Although I do not include advertisements on my reading list, I can’t help but notice them as I leaf through journals (no, I’m still not quite completely digital). I wonder if anyone else was bothered by Abbott’s print advertisement for Niaspan, an extended-release formulation of niacin. The ad, shown below, focuses on Niaspan’s effect on HDL-cholesterol levels without any reference to patient outcomes.
This ad makes no mention of AIM-HIGH, the NIH trial showing that adding extended-release niacin (supplied by Abbott) to simvastatin provided no benefit to patients with established cardiovascular disease. The trial did show that extended-release niacin could increase HDL-c levels by 21%, consistent with the ad’s claims — but (and this is a big “but”) the drug did not reduce the risks for myocardial infarction, ischemic stroke, symptom-driven revascularization, or death from coronary heart disease.
I can’t blame Abbott for omitting information about AIM-HIGH. The FDA has retained an indication for Niaspan in lowering the risk for heart attack in people with high cholesterol who have previously had a heart attack. The Abbott ad does mention the lack of additional benefit in preventing heart disease from Niaspan in combination with simvastatin or lovastatin over that from simvastatin or lovastatin monotherapy. You can see the potential for confusion. Also confusing is the fact that the indication names specific statins, not statin therapy in general: Does the FDA think that Niaspan is likely to improve outcomes when added to, say, atorvastatin?
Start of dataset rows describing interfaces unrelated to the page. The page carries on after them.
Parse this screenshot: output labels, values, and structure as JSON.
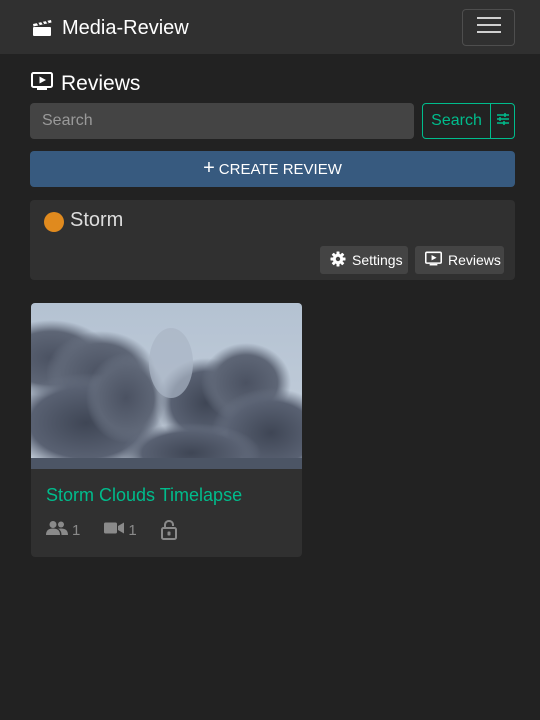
{
  "navbar": {
    "brand": "Media-Review",
    "brand_icon": "clapperboard-icon",
    "menu_icon": "hamburger-icon"
  },
  "page": {
    "heading": "Reviews",
    "heading_icon": "play-screen-icon"
  },
  "search": {
    "placeholder": "Search",
    "value": "",
    "button_label": "Search",
    "filter_icon": "sliders-icon"
  },
  "actions": {
    "create_label": "CREATE REVIEW",
    "create_icon": "plus-icon"
  },
  "project": {
    "name": "Storm",
    "status_color": "#e08a1e",
    "settings_label": "Settings",
    "reviews_label": "Reviews"
  },
  "media": [
    {
      "title": "Storm Clouds Timelapse",
      "members": "1",
      "videos": "1",
      "lock_icon": "lock-open-icon"
    }
  ],
  "colors": {
    "accent": "#00bc8c",
    "primary": "#375a7f",
    "background": "#222222",
    "surface": "#303030"
  }
}
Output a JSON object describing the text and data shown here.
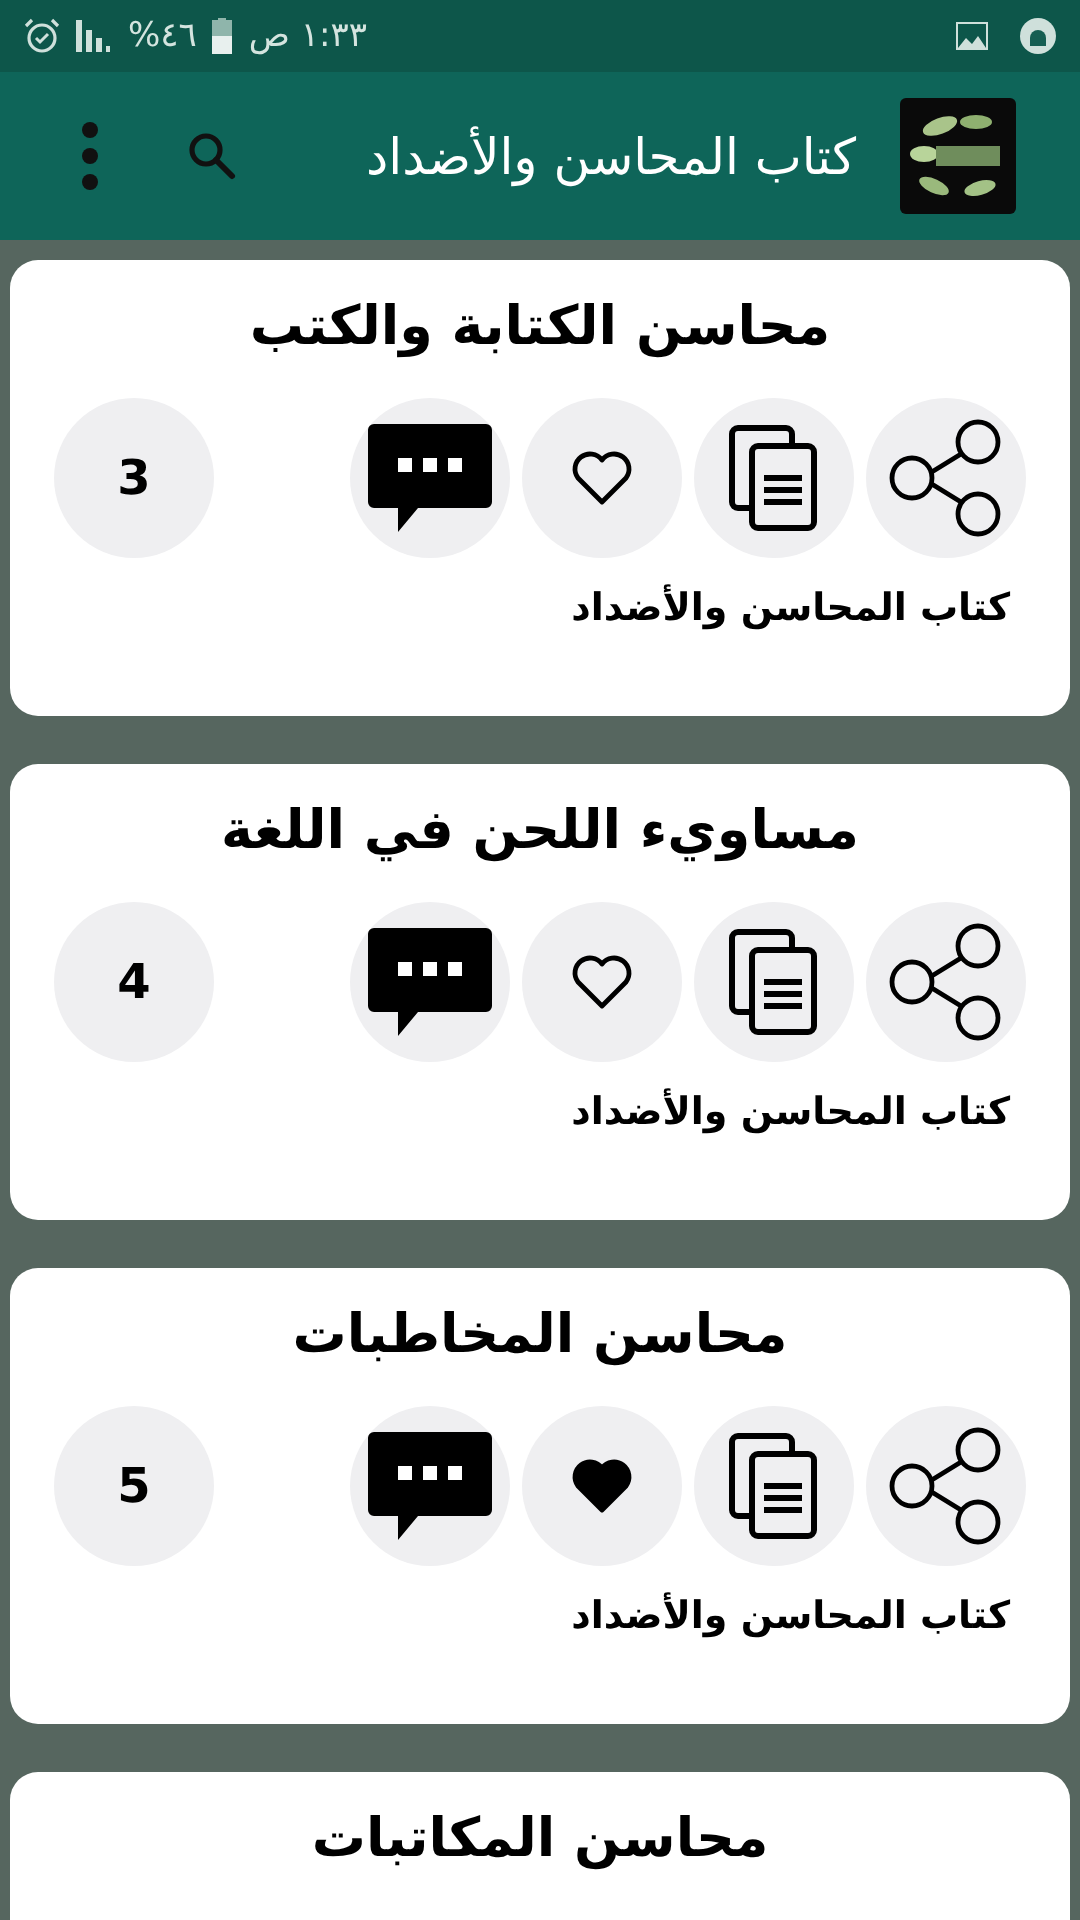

By the way, I was curious what the NIH says about extended-release niacin to consumers, given that it funded the multimillion-dollar AIM-HIGH trial. Interestingly, the NIH’s consumer webpages on niacin provide no context about AIM-HIGH. One page, revised in June 2012, doesn’t mention AIM-HIGH at all; another, last reviewed in August 2011, has AIM-HIGH in a reference list at the bottom but provides no findings from the study. Wouldn’t you want to educate the public about the science you funded? Maybe we should suggest that when the NIH publishes important research, it should update its information for patients as well.
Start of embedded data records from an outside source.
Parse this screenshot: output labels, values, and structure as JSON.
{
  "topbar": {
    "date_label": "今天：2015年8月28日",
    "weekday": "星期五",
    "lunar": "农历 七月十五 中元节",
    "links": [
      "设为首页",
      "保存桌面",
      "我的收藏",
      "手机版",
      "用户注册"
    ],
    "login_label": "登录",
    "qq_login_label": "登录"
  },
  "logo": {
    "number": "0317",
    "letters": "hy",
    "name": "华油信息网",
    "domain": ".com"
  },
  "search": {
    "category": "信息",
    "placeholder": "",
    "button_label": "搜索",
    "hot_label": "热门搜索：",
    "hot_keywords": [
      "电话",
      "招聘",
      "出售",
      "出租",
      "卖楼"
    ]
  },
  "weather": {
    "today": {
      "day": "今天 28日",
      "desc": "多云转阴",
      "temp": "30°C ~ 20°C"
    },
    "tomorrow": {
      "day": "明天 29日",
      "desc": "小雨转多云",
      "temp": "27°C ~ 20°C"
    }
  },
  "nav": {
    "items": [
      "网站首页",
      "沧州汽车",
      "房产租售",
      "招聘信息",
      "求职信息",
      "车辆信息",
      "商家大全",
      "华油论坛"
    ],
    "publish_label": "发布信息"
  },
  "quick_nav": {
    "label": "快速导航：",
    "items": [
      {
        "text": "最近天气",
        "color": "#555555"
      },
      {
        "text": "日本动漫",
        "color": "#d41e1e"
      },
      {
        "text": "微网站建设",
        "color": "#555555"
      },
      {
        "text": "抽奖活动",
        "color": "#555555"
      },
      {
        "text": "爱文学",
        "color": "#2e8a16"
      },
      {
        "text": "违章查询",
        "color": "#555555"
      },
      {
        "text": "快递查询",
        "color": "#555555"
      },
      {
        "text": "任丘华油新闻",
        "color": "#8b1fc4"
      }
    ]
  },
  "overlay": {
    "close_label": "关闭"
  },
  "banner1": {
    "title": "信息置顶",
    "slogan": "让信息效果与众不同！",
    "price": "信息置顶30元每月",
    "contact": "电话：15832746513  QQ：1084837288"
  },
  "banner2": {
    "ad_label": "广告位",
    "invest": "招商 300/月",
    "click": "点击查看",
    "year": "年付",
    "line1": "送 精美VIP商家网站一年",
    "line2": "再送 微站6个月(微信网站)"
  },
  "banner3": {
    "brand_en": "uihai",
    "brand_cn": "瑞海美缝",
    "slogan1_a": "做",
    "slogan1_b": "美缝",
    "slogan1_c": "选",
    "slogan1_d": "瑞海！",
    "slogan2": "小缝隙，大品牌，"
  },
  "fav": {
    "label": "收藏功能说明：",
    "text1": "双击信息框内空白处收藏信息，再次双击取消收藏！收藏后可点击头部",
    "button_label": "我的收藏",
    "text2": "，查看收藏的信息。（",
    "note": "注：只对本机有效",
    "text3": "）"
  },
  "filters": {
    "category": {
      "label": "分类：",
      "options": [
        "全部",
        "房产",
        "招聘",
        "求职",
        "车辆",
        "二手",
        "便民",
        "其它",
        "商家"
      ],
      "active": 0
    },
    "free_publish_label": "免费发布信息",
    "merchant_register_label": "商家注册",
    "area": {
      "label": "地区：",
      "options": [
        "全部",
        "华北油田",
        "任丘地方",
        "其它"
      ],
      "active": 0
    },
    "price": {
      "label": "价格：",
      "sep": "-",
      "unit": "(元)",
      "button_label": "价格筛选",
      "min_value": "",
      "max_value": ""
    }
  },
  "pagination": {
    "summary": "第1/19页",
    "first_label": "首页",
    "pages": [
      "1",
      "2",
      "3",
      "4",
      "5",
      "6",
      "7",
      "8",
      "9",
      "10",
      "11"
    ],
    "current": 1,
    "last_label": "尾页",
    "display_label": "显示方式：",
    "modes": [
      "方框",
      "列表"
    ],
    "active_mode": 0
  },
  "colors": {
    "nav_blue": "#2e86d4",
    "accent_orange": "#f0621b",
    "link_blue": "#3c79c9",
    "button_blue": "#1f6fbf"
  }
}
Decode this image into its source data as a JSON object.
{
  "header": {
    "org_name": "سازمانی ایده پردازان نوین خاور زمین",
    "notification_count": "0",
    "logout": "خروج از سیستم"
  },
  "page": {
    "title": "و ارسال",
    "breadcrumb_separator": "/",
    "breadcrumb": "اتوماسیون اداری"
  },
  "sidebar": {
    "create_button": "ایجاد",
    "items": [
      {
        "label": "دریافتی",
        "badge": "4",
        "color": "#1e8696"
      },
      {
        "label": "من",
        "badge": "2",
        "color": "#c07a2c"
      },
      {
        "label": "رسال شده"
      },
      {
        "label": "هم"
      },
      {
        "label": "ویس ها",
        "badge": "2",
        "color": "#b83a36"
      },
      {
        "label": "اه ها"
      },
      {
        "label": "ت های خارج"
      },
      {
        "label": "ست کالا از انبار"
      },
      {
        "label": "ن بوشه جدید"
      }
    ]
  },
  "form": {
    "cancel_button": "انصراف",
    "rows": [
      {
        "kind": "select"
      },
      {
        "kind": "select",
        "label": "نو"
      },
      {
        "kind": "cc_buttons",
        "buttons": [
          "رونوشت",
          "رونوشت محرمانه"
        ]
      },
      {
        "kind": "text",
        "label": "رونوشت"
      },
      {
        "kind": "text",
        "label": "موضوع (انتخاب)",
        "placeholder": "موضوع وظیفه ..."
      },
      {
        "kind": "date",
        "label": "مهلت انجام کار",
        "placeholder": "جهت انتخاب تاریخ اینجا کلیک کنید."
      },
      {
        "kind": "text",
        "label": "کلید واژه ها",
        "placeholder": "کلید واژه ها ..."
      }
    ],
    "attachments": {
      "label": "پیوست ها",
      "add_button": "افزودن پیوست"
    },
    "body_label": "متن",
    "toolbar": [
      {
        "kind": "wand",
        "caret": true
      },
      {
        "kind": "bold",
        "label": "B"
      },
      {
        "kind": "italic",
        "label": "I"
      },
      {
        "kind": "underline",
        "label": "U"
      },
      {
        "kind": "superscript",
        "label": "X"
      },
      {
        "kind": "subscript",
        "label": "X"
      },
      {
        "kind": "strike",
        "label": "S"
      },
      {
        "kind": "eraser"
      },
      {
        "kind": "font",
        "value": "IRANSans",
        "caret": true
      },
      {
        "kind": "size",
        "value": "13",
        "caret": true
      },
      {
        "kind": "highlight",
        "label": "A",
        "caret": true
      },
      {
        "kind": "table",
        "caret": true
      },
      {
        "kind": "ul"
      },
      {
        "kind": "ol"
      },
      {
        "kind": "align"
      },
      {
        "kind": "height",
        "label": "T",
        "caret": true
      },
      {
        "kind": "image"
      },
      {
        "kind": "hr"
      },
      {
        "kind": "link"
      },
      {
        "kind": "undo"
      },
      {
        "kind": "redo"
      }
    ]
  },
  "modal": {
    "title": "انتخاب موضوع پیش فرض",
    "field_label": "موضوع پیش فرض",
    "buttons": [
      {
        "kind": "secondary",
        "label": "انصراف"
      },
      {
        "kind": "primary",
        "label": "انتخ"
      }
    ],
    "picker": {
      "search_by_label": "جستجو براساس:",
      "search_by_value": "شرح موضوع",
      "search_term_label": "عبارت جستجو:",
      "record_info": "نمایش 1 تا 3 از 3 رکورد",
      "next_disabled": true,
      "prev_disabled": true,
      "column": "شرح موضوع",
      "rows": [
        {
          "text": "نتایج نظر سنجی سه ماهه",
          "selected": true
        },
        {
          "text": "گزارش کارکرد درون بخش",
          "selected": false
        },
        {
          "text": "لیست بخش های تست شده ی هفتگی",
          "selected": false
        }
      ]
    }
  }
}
A Merck-sponsored trial of extended-release niacin is due out next year. While we await any new information about this drug, I am concerned at seeing an ad that touts an effect on HDL-c levels without making clear that the only large contemporary trial of the drug in the statin era failed to show that it improved outcomes.
What do you think of this Niaspan ad?